The sketch also addressed how #MeToo relates to issues of representation and diversity. When Bryant's character asked how the movement impacted the types of roles being offered, Awkwafina as Oh made an important point. "It's exciting that this has sort of compounded the existing conversation around representation," she said. "There's so many more roles for Asian women today, whereas before there were almost none." McKinnon's aging actor, hilariously clutching Awkwafina's hand, chimed in to argue. "What? That's not true, there were plenty of fabulous parts for Asian gals in the 1940s. And I played all of them!" Of course, Awkwafina responded to point out how offensive this was.

Giphy

It was a funny exchange, but it also highlights a real issue in Hollywood. In the past, the entertainment industry has a troubling history with whitewashing roles. For example, Cameron Crowe cast Emma Stone, who is white, in Aloha as a character who is part Native Hawaiian and part Chinese. In 2017, Scarlett Johansson was cast in the Ghost in the Shell, even though the role was written for an Asian woman. These are just two examples of whitewashing, but there are many more.

The topic of representation came up throughout the evening, as SNL is actually among the institutions in Hollywood that could also do better to improve diversity. Awkwafina is only the second Asian-American woman to host the show, a statistic she addressed in her opening monologue. Lucy Liu, who hosted the show in 2000, was the first. In 2017, Tiffany Haddish was the first black woman to host the sketch show. In 2016, Melissa Villaseñor made history as the first Latina woman to join the show's cast. The fact that these historic castings and appearances only occurred in recent years shows just how much progress there is left to be made.

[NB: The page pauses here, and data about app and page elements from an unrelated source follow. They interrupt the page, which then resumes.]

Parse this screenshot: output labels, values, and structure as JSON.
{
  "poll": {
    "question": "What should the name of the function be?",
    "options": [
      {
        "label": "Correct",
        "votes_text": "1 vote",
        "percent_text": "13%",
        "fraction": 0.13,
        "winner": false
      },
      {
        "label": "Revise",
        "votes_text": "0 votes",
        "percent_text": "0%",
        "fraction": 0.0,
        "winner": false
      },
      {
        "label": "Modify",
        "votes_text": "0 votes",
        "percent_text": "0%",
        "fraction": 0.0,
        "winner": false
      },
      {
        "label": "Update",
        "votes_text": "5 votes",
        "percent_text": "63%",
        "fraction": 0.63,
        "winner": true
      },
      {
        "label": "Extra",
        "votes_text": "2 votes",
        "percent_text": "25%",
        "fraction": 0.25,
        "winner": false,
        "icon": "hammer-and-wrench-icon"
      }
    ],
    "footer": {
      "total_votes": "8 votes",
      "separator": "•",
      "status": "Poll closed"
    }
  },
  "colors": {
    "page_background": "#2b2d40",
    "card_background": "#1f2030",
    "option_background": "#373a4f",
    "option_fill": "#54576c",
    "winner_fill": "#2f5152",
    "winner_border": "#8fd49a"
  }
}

Even though Debette Goldry provided comic relief throughout the sketch, but the bit also made serious points about the current cultural movement. It's been a year since the watershed moment in Hollywood began, and for the sake of progress, actors should continue to have these conversations. Even if it's in the form of a funny sketch, it's still important to push the entertainment industry toward better representing its audience.